▶ _What you will do_
Please say how many lines in the records below contain the word "JSON". Give the number and nothing more.

(Records from a collection)
_ _ _ _ _
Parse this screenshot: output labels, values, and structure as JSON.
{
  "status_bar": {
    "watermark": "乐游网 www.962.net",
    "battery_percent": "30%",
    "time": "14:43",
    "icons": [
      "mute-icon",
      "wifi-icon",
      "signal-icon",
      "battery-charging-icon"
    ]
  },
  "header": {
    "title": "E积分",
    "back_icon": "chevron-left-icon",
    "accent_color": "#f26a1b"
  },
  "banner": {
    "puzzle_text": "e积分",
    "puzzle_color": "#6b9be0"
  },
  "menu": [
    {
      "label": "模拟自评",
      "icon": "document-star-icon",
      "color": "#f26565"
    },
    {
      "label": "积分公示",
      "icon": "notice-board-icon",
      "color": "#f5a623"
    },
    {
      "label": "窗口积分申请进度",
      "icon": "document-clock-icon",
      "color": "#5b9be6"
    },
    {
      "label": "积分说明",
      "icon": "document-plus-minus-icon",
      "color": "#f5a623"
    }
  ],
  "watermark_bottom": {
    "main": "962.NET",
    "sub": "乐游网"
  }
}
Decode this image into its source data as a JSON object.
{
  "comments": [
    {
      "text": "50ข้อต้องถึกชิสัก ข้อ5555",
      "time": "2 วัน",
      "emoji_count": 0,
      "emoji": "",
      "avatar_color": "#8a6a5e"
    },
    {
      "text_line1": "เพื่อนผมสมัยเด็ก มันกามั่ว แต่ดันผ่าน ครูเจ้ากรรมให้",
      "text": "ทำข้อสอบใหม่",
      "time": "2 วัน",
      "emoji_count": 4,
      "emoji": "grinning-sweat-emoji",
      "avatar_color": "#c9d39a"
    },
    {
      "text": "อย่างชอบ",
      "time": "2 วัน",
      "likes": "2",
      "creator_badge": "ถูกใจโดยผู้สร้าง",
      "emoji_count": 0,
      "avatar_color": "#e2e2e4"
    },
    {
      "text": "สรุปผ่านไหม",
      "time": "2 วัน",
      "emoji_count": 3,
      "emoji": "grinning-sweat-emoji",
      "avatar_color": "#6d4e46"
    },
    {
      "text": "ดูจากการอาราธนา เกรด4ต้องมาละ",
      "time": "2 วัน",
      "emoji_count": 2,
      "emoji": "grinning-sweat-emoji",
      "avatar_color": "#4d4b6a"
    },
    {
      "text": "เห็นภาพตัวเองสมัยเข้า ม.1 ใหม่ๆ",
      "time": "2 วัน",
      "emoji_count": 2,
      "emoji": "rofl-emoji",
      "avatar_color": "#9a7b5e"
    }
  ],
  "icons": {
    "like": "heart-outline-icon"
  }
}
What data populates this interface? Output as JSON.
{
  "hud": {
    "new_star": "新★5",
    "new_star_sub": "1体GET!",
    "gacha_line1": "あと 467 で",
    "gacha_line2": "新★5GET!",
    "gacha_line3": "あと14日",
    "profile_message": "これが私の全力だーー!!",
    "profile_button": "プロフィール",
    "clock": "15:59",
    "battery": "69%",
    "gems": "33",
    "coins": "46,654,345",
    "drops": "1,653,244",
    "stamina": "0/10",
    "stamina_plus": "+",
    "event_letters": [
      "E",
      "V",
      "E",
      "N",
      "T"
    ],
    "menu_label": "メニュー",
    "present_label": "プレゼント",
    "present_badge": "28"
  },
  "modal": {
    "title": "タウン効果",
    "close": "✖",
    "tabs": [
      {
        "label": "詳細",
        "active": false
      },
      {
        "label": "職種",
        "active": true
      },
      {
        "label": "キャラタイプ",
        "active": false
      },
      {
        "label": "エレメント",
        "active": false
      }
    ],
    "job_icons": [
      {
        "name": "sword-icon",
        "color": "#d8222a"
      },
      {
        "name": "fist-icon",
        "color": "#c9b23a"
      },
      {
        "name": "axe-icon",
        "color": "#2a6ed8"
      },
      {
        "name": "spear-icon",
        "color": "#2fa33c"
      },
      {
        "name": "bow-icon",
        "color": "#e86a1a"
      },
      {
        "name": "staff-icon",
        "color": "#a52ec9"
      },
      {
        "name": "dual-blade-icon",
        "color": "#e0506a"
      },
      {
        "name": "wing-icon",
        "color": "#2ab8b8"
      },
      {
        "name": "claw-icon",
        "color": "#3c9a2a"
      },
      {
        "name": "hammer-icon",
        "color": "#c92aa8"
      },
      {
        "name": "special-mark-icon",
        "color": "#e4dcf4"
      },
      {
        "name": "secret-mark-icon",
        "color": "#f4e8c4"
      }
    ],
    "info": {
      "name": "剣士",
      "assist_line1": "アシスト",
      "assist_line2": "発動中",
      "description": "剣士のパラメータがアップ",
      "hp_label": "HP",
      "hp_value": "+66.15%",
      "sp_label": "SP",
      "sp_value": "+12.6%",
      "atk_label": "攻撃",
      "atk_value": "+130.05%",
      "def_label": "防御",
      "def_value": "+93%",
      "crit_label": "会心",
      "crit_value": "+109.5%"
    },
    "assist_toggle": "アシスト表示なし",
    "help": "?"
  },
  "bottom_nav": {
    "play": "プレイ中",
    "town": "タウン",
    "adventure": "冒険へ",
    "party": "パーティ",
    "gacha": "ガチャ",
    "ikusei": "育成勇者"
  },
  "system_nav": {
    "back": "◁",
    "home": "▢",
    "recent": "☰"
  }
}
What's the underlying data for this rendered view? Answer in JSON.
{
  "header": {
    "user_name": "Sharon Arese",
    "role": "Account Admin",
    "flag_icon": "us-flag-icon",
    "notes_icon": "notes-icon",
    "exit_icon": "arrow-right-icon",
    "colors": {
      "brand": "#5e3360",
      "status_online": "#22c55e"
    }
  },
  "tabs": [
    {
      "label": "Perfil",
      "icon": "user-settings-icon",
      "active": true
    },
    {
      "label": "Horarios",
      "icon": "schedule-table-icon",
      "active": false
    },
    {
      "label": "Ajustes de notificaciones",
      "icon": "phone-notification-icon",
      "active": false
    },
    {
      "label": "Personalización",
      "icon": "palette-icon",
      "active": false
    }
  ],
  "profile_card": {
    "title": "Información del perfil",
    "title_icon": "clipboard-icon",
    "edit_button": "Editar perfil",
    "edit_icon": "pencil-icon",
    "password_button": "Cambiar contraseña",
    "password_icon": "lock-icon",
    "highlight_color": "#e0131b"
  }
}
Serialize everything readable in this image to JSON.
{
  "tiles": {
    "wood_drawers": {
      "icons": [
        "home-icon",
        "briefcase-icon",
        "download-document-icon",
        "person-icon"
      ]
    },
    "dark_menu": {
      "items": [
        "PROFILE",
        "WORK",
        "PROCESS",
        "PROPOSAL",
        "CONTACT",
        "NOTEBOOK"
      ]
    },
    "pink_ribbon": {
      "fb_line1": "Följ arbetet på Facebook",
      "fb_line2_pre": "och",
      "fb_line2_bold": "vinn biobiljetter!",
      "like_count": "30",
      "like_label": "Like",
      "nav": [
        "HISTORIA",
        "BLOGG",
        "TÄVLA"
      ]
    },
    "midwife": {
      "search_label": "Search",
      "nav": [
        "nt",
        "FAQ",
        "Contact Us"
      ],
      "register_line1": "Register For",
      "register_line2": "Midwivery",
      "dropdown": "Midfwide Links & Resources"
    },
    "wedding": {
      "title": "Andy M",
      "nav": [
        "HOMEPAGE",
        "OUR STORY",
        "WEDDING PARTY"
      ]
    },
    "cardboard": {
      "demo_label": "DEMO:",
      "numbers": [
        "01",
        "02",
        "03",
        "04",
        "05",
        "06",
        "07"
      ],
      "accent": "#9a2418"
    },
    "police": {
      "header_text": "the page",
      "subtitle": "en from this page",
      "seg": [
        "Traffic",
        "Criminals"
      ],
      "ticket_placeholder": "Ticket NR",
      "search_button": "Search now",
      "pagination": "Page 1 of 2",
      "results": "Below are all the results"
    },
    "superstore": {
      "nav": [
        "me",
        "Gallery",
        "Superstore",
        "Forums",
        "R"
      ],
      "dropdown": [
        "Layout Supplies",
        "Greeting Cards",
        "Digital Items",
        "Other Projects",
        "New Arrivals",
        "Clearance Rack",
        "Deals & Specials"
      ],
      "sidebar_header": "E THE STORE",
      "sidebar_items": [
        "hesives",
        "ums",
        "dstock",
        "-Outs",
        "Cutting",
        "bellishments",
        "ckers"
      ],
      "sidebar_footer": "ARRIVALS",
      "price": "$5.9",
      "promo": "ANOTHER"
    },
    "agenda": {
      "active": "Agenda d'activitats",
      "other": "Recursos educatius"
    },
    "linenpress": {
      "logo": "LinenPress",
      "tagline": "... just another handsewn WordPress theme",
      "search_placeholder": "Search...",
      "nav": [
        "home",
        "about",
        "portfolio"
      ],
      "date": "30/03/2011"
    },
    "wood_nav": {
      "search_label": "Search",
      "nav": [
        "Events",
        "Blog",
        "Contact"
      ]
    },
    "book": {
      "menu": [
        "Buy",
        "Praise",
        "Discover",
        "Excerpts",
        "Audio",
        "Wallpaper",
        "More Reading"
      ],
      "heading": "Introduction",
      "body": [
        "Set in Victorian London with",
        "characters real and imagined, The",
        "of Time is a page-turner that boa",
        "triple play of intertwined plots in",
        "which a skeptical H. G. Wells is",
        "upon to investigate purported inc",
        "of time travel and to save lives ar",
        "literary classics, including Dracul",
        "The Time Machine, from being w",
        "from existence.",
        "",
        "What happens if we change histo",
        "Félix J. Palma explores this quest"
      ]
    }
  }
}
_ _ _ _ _
▶ _Solution_
5